I do not have a recipe from the restaurant for Rustichella d’Abruzzo Chitarra with Manila clams, Pacific squid, ‘Nduja and anchovy and breadcrumbs, however, I have a pretty good palate and a sharp sense of smell. This is my interpretation of this recipe.
The estimation of amounts and is based on my tastes and preferences.
Recipe for 6 people
Breadcrumbs, anchovies and garlic mixture (often called pangrattato in Italian) is used to sprinkle on top of the dish instead of cheese.
1 cup bread crumbs made from 1-2 day old good quality bread
⅓ cup extra-virgin olive oil, more if needed
6 anchovies, chopped finely
1 garlic clove, chopped finely
In a fry pan (I use a non stick one) heat the oil, add the anchovies and toss them around for about 30 seconds before adding the garlic. Stir over medium heat until fragrant – the anchovies will break up and ‘dissolve’ into the oil.
Add breadcrumbs and continue to stir them until the crumbs are golden and toasted. Remove from the pan when they are ready otherwise they will continue to cook; set aside until you wish to use them.
700g of squid sliced into rings (optional – add 200g of vongole or clams without their shell per person )– adjust to your tastes.
150g of’ ‘Nduja (add more if you like more spice)
2 tablespoons of extra virgin olive oil
1-2 red onions, sliced thinly
2-3 tablespoons of passata
In a frypan sauté the onion in the olive oil. When it is soft and golden add the ‘Nduja and stir gently on low heat until it is dissolved. Add the squid and toss it around till it is transparent and cooked (I do not cook squid for long). Add the passata half way through cooking, stir over medium-low heat until you have the consistency of a thick tomato sauce. You may need to add a little more liquid if necessary.
400 g spaghetti. Use good quality durum wheat spaghetti. The recommended amount on packets is 100 g per person. I always think that this is far too much especially for a first course, but adapt amounts accordingly. If you increase the amount of pasta you could also increase the amount of squid.
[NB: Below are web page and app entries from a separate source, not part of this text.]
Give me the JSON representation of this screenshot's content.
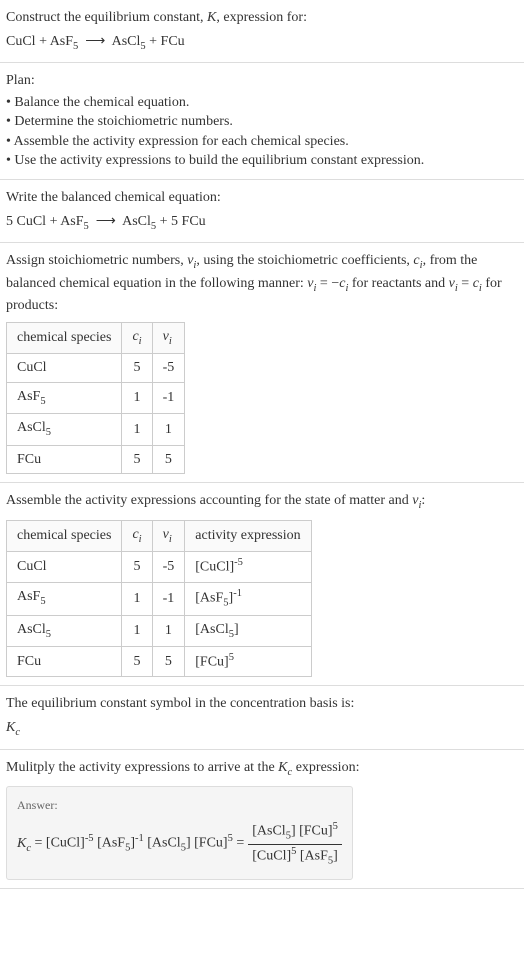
{
  "prompt": {
    "line1": "Construct the equilibrium constant, K, expression for:",
    "equation": "CuCl + AsF₅ ⟶ AsCl₅ + FCu"
  },
  "plan": {
    "title": "Plan:",
    "items": [
      "Balance the chemical equation.",
      "Determine the stoichiometric numbers.",
      "Assemble the activity expression for each chemical species.",
      "Use the activity expressions to build the equilibrium constant expression."
    ]
  },
  "balanced": {
    "title": "Write the balanced chemical equation:",
    "equation": "5 CuCl + AsF₅ ⟶ AsCl₅ + 5 FCu"
  },
  "assign": {
    "text": "Assign stoichiometric numbers, νᵢ, using the stoichiometric coefficients, cᵢ, from the balanced chemical equation in the following manner: νᵢ = −cᵢ for reactants and νᵢ = cᵢ for products:",
    "headers": [
      "chemical species",
      "cᵢ",
      "νᵢ"
    ],
    "rows": [
      {
        "species": "CuCl",
        "c": "5",
        "nu": "-5"
      },
      {
        "species": "AsF₅",
        "c": "1",
        "nu": "-1"
      },
      {
        "species": "AsCl₅",
        "c": "1",
        "nu": "1"
      },
      {
        "species": "FCu",
        "c": "5",
        "nu": "5"
      }
    ]
  },
  "activity": {
    "text": "Assemble the activity expressions accounting for the state of matter and νᵢ:",
    "headers": [
      "chemical species",
      "cᵢ",
      "νᵢ",
      "activity expression"
    ],
    "rows": [
      {
        "species": "CuCl",
        "c": "5",
        "nu": "-5",
        "expr": "[CuCl]⁻⁵"
      },
      {
        "species": "AsF₅",
        "c": "1",
        "nu": "-1",
        "expr": "[AsF₅]⁻¹"
      },
      {
        "species": "AsCl₅",
        "c": "1",
        "nu": "1",
        "expr": "[AsCl₅]"
      },
      {
        "species": "FCu",
        "c": "5",
        "nu": "5",
        "expr": "[FCu]⁵"
      }
    ]
  },
  "symbol": {
    "text": "The equilibrium constant symbol in the concentration basis is:",
    "sym": "K_c"
  },
  "multiply": {
    "text": "Mulitply the activity expressions to arrive at the K_c expression:"
  },
  "answer": {
    "label": "Answer:",
    "lhs": "K_c = [CuCl]⁻⁵ [AsF₅]⁻¹ [AsCl₅] [FCu]⁵ = ",
    "frac_num": "[AsCl₅] [FCu]⁵",
    "frac_den": "[CuCl]⁵ [AsF₅]"
  }
}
Cook the pasta, drain it and dress it with the sauce.
Dish it out into separate plates or into a large serving plate, top with the breadcrumb mixture and serve.